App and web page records
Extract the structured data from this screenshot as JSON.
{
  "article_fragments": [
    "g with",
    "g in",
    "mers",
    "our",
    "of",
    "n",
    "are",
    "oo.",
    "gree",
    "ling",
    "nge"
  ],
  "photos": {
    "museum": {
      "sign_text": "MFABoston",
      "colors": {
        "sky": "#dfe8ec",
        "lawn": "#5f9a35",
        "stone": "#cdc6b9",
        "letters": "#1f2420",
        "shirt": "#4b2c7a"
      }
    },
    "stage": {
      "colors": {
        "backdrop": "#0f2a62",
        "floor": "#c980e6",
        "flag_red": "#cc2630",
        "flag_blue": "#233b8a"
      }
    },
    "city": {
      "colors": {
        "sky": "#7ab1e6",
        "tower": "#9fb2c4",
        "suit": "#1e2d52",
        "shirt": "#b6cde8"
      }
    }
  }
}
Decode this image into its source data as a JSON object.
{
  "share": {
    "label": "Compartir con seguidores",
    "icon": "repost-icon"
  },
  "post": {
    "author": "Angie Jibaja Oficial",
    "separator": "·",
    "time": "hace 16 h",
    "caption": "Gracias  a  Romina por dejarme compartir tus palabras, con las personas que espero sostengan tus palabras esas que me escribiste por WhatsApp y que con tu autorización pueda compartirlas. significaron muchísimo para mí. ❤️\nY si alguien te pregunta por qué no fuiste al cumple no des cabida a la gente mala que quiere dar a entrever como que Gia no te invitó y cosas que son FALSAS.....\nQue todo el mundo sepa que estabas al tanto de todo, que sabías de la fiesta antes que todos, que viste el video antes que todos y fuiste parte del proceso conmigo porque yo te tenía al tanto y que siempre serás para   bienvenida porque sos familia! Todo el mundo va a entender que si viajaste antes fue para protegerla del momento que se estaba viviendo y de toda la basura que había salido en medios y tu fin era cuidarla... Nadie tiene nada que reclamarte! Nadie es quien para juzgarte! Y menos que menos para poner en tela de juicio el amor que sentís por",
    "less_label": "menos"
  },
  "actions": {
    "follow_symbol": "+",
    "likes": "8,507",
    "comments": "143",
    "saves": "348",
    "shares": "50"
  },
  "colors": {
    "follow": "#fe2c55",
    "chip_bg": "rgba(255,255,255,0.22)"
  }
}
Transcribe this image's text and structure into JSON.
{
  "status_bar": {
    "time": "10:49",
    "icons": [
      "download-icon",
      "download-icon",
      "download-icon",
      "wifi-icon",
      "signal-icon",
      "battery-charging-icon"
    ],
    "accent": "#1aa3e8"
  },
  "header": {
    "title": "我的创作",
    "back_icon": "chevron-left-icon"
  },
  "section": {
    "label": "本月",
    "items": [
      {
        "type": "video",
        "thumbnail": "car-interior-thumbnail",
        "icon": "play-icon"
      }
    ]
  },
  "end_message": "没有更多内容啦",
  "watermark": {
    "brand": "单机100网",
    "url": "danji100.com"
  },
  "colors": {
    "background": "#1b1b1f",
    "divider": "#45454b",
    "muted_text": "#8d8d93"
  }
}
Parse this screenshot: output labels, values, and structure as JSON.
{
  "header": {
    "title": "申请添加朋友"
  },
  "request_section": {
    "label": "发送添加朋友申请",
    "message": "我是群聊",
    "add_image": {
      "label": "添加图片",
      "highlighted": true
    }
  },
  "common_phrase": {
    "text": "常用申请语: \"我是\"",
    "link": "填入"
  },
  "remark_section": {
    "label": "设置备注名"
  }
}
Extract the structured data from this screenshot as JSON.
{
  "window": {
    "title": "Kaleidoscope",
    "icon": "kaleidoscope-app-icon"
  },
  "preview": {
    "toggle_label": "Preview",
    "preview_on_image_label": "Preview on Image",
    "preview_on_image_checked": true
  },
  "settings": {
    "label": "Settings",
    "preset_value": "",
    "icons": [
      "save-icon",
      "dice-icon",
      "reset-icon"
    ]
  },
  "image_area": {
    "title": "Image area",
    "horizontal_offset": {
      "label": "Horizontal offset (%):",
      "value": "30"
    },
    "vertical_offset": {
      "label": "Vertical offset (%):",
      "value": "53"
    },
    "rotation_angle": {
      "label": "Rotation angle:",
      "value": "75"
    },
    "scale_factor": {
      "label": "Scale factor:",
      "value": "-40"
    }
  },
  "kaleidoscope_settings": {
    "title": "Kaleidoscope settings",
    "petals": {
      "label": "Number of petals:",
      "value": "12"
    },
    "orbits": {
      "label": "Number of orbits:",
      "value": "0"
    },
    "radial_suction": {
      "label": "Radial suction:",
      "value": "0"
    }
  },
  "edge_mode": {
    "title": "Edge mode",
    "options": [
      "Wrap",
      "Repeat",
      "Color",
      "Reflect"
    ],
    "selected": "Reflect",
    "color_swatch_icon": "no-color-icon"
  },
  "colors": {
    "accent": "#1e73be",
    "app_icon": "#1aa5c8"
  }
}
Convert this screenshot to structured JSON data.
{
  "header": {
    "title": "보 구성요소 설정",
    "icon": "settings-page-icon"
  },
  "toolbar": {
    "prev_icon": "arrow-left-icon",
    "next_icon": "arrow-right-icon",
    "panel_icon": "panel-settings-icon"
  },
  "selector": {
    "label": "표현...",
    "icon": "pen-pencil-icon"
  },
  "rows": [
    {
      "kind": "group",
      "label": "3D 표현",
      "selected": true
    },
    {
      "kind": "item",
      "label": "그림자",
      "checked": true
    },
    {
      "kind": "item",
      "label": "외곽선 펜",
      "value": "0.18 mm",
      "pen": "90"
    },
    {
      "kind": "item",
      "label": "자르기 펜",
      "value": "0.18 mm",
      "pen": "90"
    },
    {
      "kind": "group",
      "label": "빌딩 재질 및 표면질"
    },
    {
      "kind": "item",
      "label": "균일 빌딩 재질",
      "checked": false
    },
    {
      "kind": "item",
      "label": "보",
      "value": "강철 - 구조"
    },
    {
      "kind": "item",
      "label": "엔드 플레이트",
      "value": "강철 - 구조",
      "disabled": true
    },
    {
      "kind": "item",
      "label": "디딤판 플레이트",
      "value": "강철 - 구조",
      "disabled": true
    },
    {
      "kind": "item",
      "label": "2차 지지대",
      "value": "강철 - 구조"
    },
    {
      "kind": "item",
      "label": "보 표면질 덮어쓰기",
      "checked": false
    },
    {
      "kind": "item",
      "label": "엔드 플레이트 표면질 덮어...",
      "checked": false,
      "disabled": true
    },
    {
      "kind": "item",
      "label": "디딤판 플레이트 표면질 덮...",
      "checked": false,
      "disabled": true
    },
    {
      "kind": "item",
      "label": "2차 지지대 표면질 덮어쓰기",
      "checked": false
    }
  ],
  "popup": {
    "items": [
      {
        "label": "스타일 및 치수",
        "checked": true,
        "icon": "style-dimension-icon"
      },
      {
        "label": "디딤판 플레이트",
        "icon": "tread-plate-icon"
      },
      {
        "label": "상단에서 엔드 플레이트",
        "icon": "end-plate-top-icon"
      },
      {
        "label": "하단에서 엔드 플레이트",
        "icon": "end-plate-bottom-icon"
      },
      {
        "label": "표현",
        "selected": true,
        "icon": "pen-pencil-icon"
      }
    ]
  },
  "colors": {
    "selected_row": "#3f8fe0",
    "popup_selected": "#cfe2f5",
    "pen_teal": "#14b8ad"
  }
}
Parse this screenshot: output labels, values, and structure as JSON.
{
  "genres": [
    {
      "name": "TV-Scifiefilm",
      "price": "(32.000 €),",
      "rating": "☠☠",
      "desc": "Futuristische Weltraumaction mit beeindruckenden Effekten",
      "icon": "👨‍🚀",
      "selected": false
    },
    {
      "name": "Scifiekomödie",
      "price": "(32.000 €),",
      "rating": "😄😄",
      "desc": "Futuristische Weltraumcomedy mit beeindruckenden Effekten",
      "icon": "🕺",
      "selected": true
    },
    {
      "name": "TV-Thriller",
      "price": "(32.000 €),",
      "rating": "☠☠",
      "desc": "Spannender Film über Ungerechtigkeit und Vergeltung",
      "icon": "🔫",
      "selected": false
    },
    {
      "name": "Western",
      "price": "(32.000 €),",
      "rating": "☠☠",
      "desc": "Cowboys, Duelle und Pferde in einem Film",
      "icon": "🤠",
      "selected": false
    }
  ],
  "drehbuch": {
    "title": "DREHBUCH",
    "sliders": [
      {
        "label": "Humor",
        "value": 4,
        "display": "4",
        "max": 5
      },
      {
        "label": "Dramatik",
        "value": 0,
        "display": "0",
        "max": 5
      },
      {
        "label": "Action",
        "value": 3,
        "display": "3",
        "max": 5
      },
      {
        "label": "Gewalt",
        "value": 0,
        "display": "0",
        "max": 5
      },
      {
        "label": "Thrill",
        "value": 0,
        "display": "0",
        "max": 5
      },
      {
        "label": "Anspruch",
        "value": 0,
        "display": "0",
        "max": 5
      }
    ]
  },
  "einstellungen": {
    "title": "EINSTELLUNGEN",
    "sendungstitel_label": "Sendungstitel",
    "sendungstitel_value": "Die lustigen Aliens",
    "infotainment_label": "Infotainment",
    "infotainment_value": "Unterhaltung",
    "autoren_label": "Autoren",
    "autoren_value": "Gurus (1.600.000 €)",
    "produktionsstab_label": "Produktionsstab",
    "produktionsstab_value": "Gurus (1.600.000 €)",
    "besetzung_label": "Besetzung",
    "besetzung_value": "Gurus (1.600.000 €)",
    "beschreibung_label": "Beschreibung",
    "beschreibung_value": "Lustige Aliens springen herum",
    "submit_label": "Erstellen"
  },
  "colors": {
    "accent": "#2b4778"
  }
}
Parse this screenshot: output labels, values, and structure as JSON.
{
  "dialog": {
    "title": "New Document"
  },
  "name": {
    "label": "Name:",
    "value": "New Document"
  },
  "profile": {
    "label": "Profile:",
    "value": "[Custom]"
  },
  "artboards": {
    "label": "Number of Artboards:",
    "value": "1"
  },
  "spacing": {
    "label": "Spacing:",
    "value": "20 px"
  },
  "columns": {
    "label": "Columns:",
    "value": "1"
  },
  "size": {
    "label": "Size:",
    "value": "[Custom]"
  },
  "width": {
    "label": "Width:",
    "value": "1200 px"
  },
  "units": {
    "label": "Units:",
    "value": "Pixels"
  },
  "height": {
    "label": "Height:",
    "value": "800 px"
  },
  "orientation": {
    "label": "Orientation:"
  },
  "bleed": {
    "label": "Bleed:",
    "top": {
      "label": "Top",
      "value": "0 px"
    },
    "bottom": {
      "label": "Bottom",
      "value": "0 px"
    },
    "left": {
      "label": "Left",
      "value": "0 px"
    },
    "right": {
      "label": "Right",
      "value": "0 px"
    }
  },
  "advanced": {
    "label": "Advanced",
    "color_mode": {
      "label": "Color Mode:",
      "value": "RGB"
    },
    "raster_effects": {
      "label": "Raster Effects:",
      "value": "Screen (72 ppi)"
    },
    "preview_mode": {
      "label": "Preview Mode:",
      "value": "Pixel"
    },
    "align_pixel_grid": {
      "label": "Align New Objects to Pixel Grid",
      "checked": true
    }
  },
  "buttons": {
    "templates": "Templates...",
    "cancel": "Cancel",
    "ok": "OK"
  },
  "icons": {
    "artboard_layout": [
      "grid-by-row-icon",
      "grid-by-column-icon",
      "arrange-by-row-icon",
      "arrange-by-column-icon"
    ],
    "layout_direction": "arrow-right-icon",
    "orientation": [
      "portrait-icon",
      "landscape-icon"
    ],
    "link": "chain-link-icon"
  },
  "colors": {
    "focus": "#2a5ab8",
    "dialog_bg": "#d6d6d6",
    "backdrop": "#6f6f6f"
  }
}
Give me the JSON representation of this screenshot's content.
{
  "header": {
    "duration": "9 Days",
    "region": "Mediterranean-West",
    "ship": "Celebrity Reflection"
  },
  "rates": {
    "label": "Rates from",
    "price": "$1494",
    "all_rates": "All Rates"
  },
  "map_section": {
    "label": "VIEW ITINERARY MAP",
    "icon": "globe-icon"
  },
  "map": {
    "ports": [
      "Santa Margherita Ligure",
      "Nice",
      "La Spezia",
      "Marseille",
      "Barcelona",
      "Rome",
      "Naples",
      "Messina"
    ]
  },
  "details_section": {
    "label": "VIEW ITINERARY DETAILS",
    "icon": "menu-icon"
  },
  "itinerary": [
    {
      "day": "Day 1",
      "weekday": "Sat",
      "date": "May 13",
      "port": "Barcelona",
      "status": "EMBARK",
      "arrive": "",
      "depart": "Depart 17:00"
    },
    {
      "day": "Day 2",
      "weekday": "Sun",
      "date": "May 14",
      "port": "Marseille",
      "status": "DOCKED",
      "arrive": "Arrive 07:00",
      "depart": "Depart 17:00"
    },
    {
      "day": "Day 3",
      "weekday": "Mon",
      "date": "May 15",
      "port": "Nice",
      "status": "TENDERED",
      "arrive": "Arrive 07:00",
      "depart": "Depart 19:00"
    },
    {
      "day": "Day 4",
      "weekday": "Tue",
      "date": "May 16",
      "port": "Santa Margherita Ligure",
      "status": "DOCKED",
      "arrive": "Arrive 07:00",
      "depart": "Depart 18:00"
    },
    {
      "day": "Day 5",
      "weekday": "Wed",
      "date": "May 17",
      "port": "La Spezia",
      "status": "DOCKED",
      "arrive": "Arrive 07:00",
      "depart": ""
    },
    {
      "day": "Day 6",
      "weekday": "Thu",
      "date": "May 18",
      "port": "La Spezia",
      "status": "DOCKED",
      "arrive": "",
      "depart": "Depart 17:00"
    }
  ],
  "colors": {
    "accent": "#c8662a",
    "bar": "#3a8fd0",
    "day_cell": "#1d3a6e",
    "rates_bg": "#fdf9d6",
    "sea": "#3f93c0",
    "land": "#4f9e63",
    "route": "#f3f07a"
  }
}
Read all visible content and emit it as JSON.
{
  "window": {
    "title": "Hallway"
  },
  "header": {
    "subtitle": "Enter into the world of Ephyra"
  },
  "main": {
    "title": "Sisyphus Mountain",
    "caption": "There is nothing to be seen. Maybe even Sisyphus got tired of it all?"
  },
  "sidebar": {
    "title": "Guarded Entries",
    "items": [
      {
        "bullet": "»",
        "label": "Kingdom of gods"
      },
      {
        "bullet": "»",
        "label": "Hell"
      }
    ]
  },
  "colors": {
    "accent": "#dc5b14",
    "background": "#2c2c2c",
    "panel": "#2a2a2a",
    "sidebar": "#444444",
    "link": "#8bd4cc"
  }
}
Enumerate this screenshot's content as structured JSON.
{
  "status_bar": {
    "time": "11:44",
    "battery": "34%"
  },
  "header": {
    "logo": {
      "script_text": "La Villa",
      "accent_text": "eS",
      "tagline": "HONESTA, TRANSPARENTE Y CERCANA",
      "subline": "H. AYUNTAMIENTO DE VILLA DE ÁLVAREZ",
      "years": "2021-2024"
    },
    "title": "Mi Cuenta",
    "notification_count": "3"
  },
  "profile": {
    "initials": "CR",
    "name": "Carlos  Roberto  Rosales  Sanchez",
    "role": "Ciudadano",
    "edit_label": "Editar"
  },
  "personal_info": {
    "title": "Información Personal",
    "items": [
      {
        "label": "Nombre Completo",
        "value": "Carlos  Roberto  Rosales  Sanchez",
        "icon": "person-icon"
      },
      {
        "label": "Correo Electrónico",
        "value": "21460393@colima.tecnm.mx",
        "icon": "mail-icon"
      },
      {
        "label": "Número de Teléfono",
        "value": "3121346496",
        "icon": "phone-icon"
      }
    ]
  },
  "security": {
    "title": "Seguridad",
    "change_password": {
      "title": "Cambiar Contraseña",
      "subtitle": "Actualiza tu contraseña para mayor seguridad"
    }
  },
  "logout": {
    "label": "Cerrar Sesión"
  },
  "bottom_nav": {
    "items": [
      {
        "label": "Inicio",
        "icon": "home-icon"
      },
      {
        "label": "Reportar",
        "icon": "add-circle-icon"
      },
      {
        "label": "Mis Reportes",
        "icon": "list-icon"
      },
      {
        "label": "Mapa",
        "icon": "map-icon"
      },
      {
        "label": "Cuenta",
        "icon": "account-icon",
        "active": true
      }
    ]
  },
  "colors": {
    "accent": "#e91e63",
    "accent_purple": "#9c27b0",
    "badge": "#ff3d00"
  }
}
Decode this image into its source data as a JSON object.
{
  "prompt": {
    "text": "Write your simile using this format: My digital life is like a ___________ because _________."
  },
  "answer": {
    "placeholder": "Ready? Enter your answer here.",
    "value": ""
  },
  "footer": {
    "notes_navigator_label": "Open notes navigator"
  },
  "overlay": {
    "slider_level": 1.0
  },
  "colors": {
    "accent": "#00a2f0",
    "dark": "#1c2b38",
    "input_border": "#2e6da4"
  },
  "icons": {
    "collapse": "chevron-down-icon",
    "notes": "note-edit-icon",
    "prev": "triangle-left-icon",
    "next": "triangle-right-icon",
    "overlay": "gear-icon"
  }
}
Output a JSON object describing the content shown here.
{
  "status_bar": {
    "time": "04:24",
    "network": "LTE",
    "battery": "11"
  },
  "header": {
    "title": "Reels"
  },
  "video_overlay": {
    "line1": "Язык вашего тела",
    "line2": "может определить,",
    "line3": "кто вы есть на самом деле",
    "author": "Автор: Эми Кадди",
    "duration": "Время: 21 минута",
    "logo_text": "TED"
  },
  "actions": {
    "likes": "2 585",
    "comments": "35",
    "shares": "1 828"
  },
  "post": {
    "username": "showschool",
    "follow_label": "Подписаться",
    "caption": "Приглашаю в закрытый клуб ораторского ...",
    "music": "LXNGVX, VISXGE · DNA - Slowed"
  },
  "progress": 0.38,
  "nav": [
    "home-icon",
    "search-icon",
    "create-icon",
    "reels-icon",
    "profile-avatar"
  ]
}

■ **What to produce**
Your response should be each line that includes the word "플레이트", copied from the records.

■ **Solution for this task**
      "label": "엔드 플레이트",
      "label": "디딤판 플레이트",
      "label": "엔드 플레이트 표면질 덮어...",
      "label": "디딤판 플레이트 표면질 덮...",
        "label": "디딤판 플레이트",
        "label": "상단에서 엔드 플레이트",
        "label": "하단에서 엔드 플레이트",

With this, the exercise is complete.